● WHAT TO PRODUCE:
Each line that contains the word "JSON" counts once; give the total for the records below and nothing else.

[Stored entries]
= Beginning of Section =
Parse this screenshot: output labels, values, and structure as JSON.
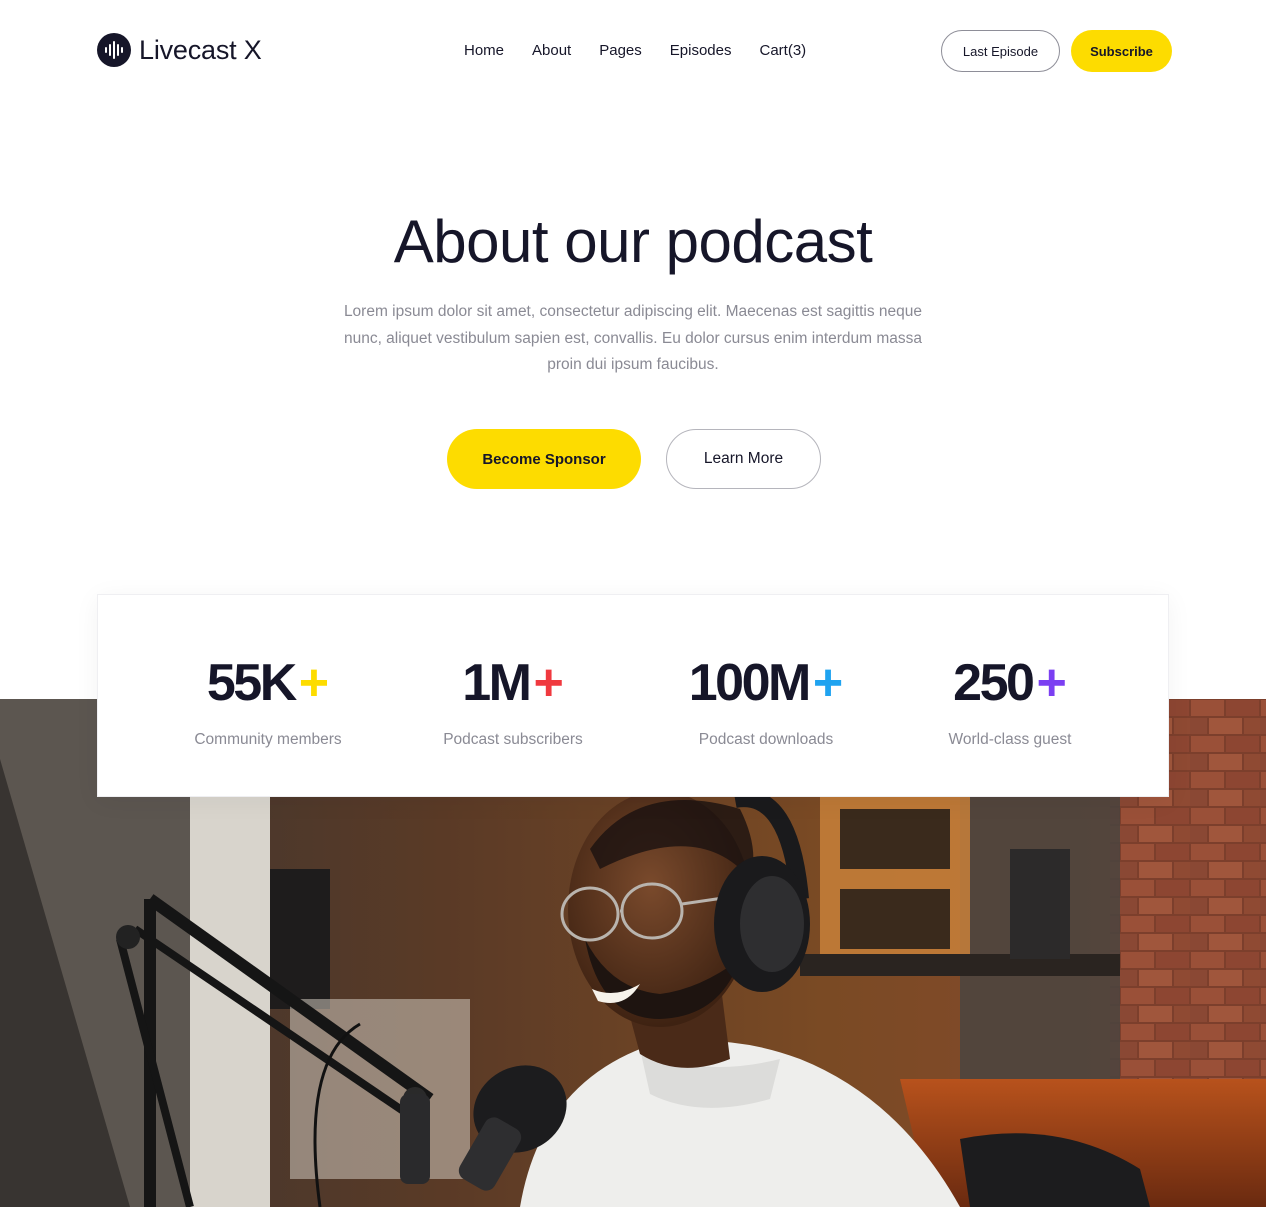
{
  "brand": {
    "name": "Livecast X",
    "logo_icon": "sound-wave-icon"
  },
  "nav": {
    "items": [
      {
        "label": "Home"
      },
      {
        "label": "About"
      },
      {
        "label": "Pages"
      },
      {
        "label": "Episodes"
      },
      {
        "label": "Cart(3)"
      }
    ]
  },
  "header_actions": {
    "last_episode_label": "Last Episode",
    "subscribe_label": "Subscribe"
  },
  "hero": {
    "title": "About our podcast",
    "description": "Lorem ipsum dolor sit amet, consectetur adipiscing elit. Maecenas est sagittis neque nunc, aliquet vestibulum sapien est, convallis. Eu dolor cursus enim interdum massa proin dui ipsum faucibus.",
    "primary_cta": "Become Sponsor",
    "secondary_cta": "Learn More"
  },
  "stats": [
    {
      "value": "55K",
      "plus": "+",
      "label": "Community members",
      "plus_color": "#fddc00"
    },
    {
      "value": "1M",
      "plus": "+",
      "label": "Podcast subscribers",
      "plus_color": "#f0393f"
    },
    {
      "value": "100M",
      "plus": "+",
      "label": "Podcast downloads",
      "plus_color": "#1fa3f0"
    },
    {
      "value": "250",
      "plus": "+",
      "label": "World-class guest",
      "plus_color": "#7b3ff2"
    }
  ],
  "colors": {
    "accent": "#fddc00",
    "text": "#161629",
    "muted": "#8a8a94"
  }
}
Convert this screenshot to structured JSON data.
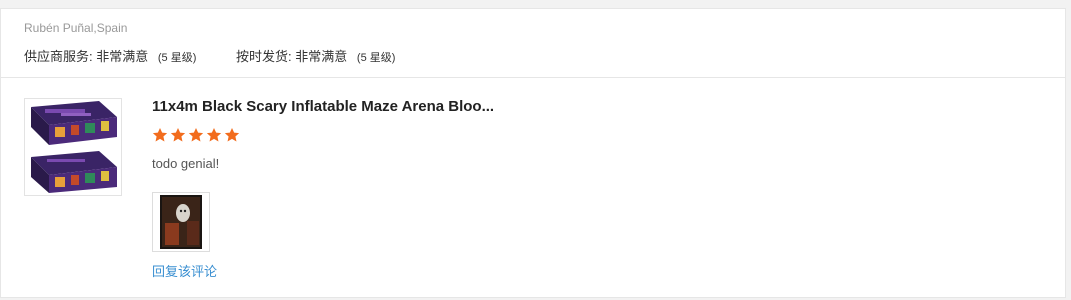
{
  "review": {
    "reviewer": "Rubén Puñal,Spain",
    "ratings": [
      {
        "label": "供应商服务:",
        "value": "非常满意",
        "stars_text": "(5 星级)"
      },
      {
        "label": "按时发货:",
        "value": "非常满意",
        "stars_text": "(5 星级)"
      }
    ],
    "product_title": "11x4m Black Scary Inflatable Maze Arena Bloo...",
    "star_rating": 5,
    "comment": "todo genial!",
    "reply_link": "回复该评论",
    "star_color": "#f26c1d",
    "link_color": "#3a8fd1"
  }
}
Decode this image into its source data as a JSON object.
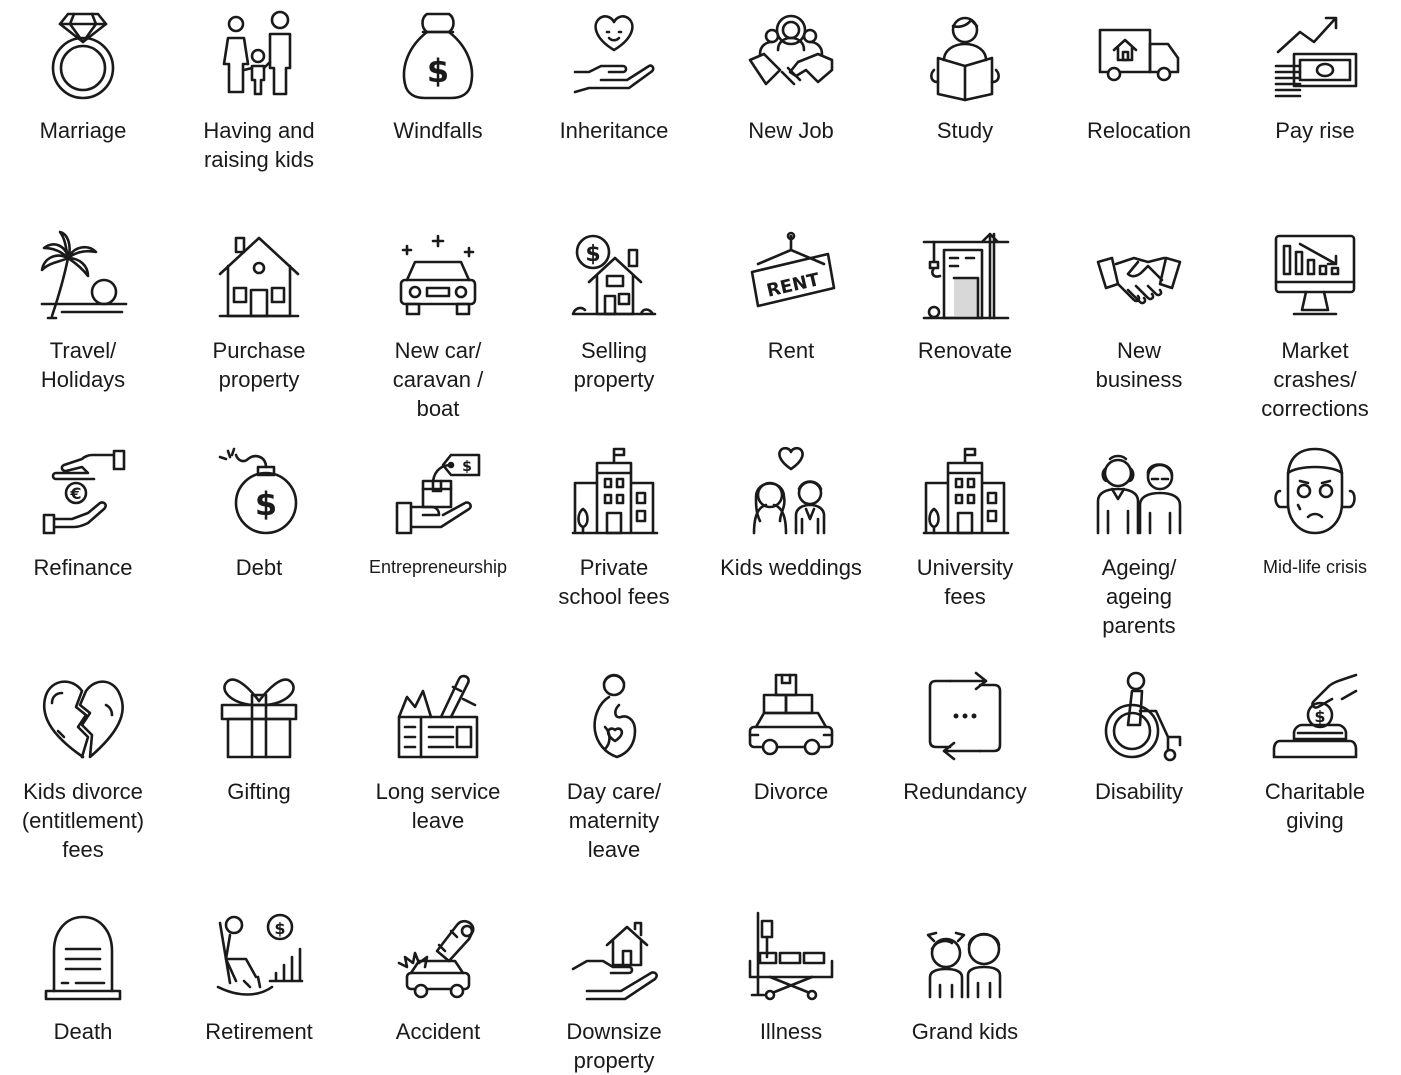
{
  "items": [
    {
      "label": "Marriage",
      "icon": "ring-icon"
    },
    {
      "label": "Having and\nraising kids",
      "icon": "family-icon"
    },
    {
      "label": "Windfalls",
      "icon": "money-bag-icon"
    },
    {
      "label": "Inheritance",
      "icon": "heart-hand-icon"
    },
    {
      "label": "New Job",
      "icon": "team-handshake-icon"
    },
    {
      "label": "Study",
      "icon": "student-book-icon"
    },
    {
      "label": "Relocation",
      "icon": "moving-truck-icon"
    },
    {
      "label": "Pay rise",
      "icon": "money-growth-icon"
    },
    {
      "label": "Travel/\nHolidays",
      "icon": "palm-beach-icon"
    },
    {
      "label": "Purchase\nproperty",
      "icon": "house-icon"
    },
    {
      "label": "New car/\ncaravan /\nboat",
      "icon": "car-icon"
    },
    {
      "label": "Selling\nproperty",
      "icon": "house-dollar-icon"
    },
    {
      "label": "Rent",
      "icon": "rent-sign-icon"
    },
    {
      "label": "Renovate",
      "icon": "construction-crane-icon"
    },
    {
      "label": "New\nbusiness",
      "icon": "handshake-icon"
    },
    {
      "label": "Market\ncrashes/\ncorrections",
      "icon": "monitor-chart-down-icon"
    },
    {
      "label": "Refinance",
      "icon": "euro-exchange-icon"
    },
    {
      "label": "Debt",
      "icon": "bomb-dollar-icon"
    },
    {
      "label": "Entrepreneurship",
      "icon": "hand-box-tag-icon"
    },
    {
      "label": "Private\nschool fees",
      "icon": "school-building-icon"
    },
    {
      "label": "Kids weddings",
      "icon": "wedding-couple-icon"
    },
    {
      "label": "University\nfees",
      "icon": "university-building-icon"
    },
    {
      "label": "Ageing/\nageing\nparents",
      "icon": "elderly-couple-icon"
    },
    {
      "label": "Mid-life crisis",
      "icon": "worried-man-icon"
    },
    {
      "label": "Kids divorce\n(entitlement)\nfees",
      "icon": "broken-heart-icon"
    },
    {
      "label": "Gifting",
      "icon": "gift-box-icon"
    },
    {
      "label": "Long service\nleave",
      "icon": "ticket-plane-icon"
    },
    {
      "label": "Day care/\nmaternity\nleave",
      "icon": "pregnant-woman-icon"
    },
    {
      "label": "Divorce",
      "icon": "car-with-boxes-icon"
    },
    {
      "label": "Redundancy",
      "icon": "repeat-arrows-icon"
    },
    {
      "label": "Disability",
      "icon": "wheelchair-icon"
    },
    {
      "label": "Charitable\ngiving",
      "icon": "donation-hand-icon"
    },
    {
      "label": "Death",
      "icon": "gravestone-icon"
    },
    {
      "label": "Retirement",
      "icon": "rocking-chair-icon"
    },
    {
      "label": "Accident",
      "icon": "car-crash-icon"
    },
    {
      "label": "Downsize\nproperty",
      "icon": "house-in-hand-icon"
    },
    {
      "label": "Illness",
      "icon": "hospital-bed-icon"
    },
    {
      "label": "Grand kids",
      "icon": "children-icon"
    }
  ],
  "icon_text": {
    "rent_sign": "RENT",
    "dollar": "$",
    "euro": "€"
  },
  "colors": {
    "ink": "#1a1a1a",
    "background": "#ffffff"
  }
}
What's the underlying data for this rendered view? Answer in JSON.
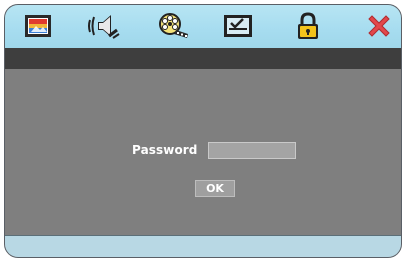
{
  "toolbar": {
    "items": [
      {
        "icon": "picture-icon"
      },
      {
        "icon": "speaker-icon"
      },
      {
        "icon": "film-reel-icon"
      },
      {
        "icon": "checklist-icon"
      },
      {
        "icon": "lock-icon"
      },
      {
        "icon": "close-icon"
      }
    ]
  },
  "dialog": {
    "password_label": "Password",
    "password_value": "",
    "ok_label": "OK"
  },
  "colors": {
    "toolbar": "#a6dcef",
    "band": "#3e3e3e",
    "panel": "#7f7f7f",
    "footer": "#b8d8e4",
    "close": "#e2474b",
    "lock": "#f3c31b"
  }
}
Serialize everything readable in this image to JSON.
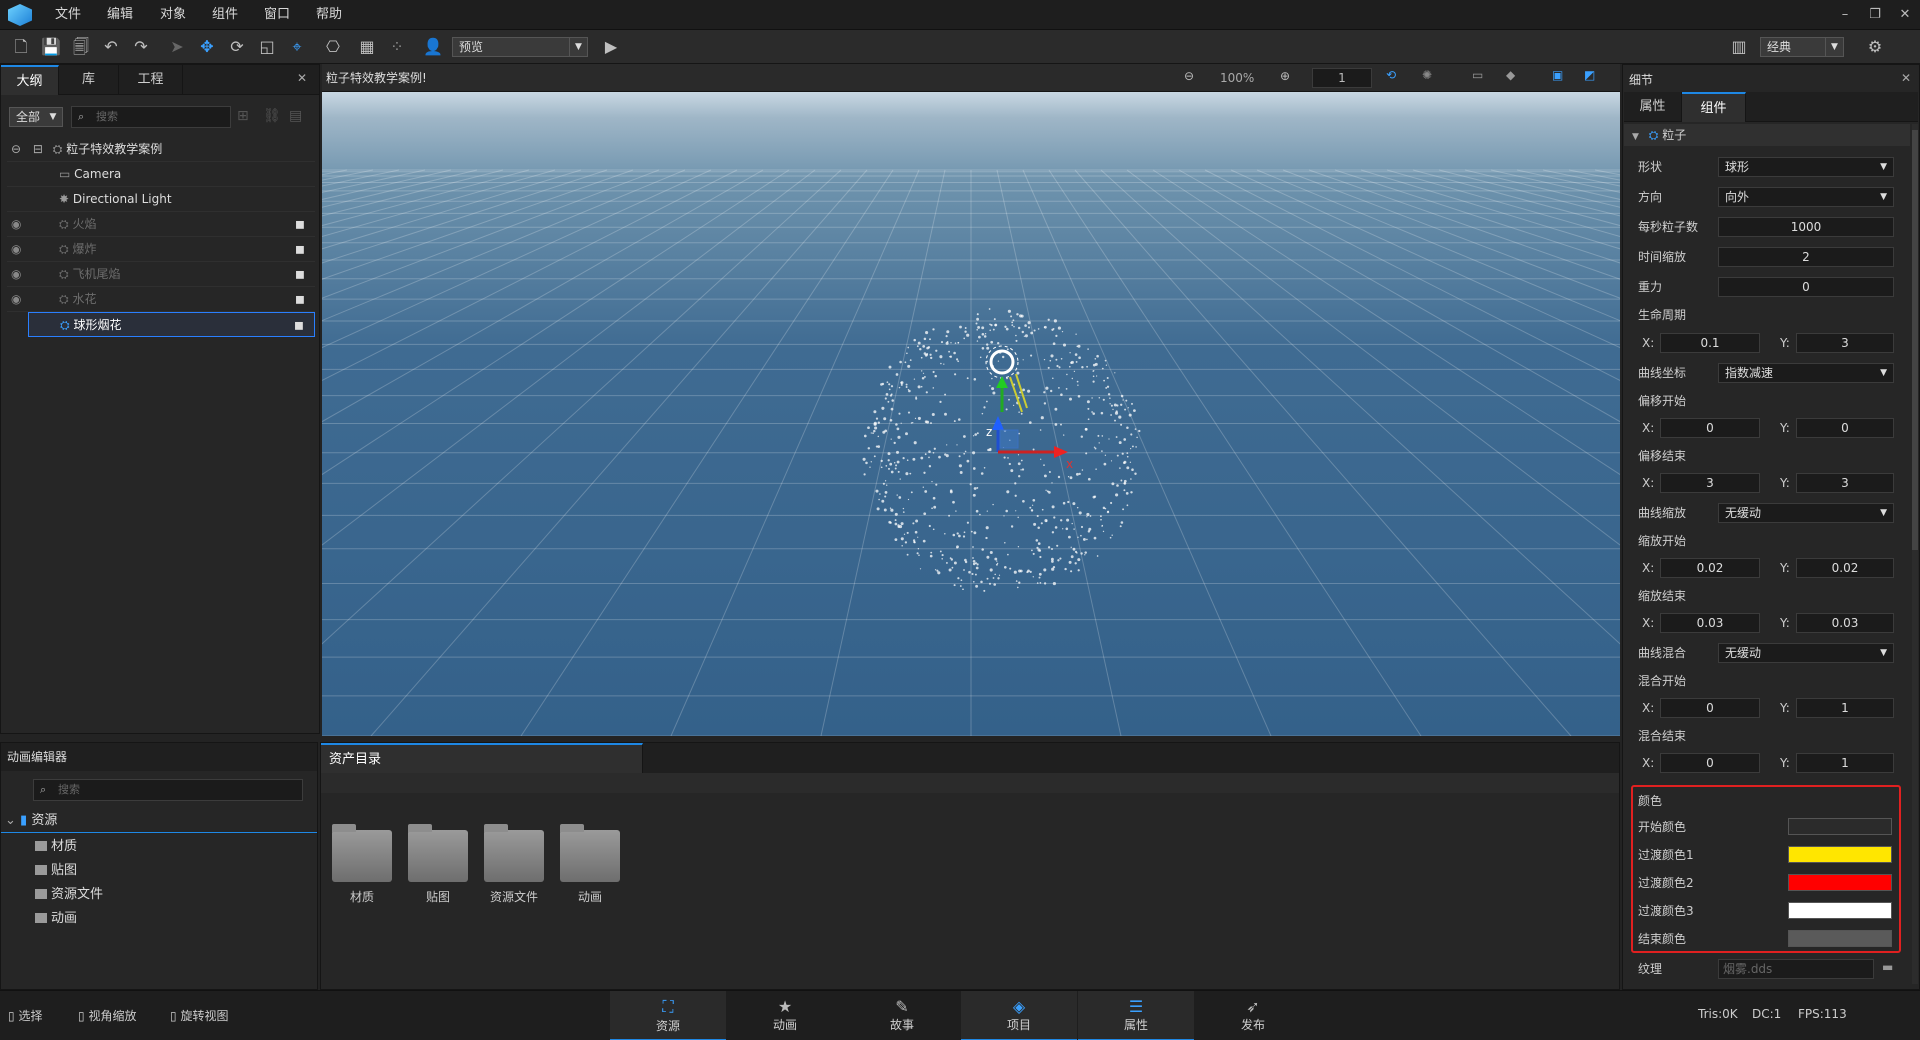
{
  "menu": {
    "items": [
      "文件",
      "编辑",
      "对象",
      "组件",
      "窗口",
      "帮助"
    ]
  },
  "toolbar": {
    "preview_label": "预览",
    "layout_label": "经典"
  },
  "outline": {
    "tabs": [
      "大纲",
      "库",
      "工程"
    ],
    "filter": "全部",
    "search_placeholder": "搜索",
    "root": "粒子特效教学案例",
    "items": [
      {
        "label": "Camera",
        "icon": "camera-icon"
      },
      {
        "label": "Directional Light",
        "icon": "light-icon"
      },
      {
        "label": "火焰",
        "icon": "particle-icon"
      },
      {
        "label": "爆炸",
        "icon": "particle-icon"
      },
      {
        "label": "飞机尾焰",
        "icon": "particle-icon"
      },
      {
        "label": "水花",
        "icon": "particle-icon"
      },
      {
        "label": "球形烟花",
        "icon": "particle-icon"
      }
    ]
  },
  "viewport": {
    "title": "粒子特效教学案例!",
    "zoom": "100%",
    "frame": "1"
  },
  "details": {
    "title": "细节",
    "tabs": [
      "属性",
      "组件"
    ],
    "section": "粒子",
    "shape_label": "形状",
    "shape_value": "球形",
    "direction_label": "方向",
    "direction_value": "向外",
    "rate_label": "每秒粒子数",
    "rate_value": "1000",
    "timescale_label": "时间缩放",
    "timescale_value": "2",
    "gravity_label": "重力",
    "gravity_value": "0",
    "life_label": "生命周期",
    "life_x": "0.1",
    "life_y": "3",
    "curve_coord_label": "曲线坐标",
    "curve_coord_value": "指数减速",
    "offset_start_label": "偏移开始",
    "offset_start_x": "0",
    "offset_start_y": "0",
    "offset_end_label": "偏移结束",
    "offset_end_x": "3",
    "offset_end_y": "3",
    "curve_scale_label": "曲线缩放",
    "curve_scale_value": "无缓动",
    "scale_start_label": "缩放开始",
    "scale_start_x": "0.02",
    "scale_start_y": "0.02",
    "scale_end_label": "缩放结束",
    "scale_end_x": "0.03",
    "scale_end_y": "0.03",
    "curve_blend_label": "曲线混合",
    "curve_blend_value": "无缓动",
    "blend_start_label": "混合开始",
    "blend_start_x": "0",
    "blend_start_y": "1",
    "blend_end_label": "混合结束",
    "blend_end_x": "0",
    "blend_end_y": "1",
    "x_label": "X:",
    "y_label": "Y:",
    "color_section": "颜色",
    "colors": [
      {
        "label": "开始颜色",
        "value": "#2b2b2b"
      },
      {
        "label": "过渡颜色1",
        "value": "#ffe600"
      },
      {
        "label": "过渡颜色2",
        "value": "#ff0000"
      },
      {
        "label": "过渡颜色3",
        "value": "#ffffff"
      },
      {
        "label": "结束颜色",
        "value": "#5a5a5a"
      }
    ],
    "texture_label": "纹理",
    "texture_value": "烟雾.dds"
  },
  "anim_editor": {
    "title": "动画编辑器",
    "search_placeholder": "搜索"
  },
  "assets": {
    "tab": "资产目录",
    "tree_root": "资源",
    "tree_items": [
      "材质",
      "贴图",
      "资源文件",
      "动画"
    ],
    "folders": [
      "材质",
      "贴图",
      "资源文件",
      "动画"
    ]
  },
  "status": {
    "tools": [
      "选择",
      "视角缩放",
      "旋转视图"
    ],
    "tris": "Tris:0K",
    "dc": "DC:1",
    "fps": "FPS:113"
  },
  "bottom_tabs": [
    {
      "label": "资源",
      "icon": "resource-icon"
    },
    {
      "label": "动画",
      "icon": "animation-icon"
    },
    {
      "label": "故事",
      "icon": "story-icon"
    },
    {
      "label": "项目",
      "icon": "project-icon"
    },
    {
      "label": "属性",
      "icon": "properties-icon"
    },
    {
      "label": "发布",
      "icon": "publish-icon"
    }
  ],
  "accent": "#1e88e5",
  "highlight_border": "#e02020"
}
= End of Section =
● PROBLEM SOLUTION:
5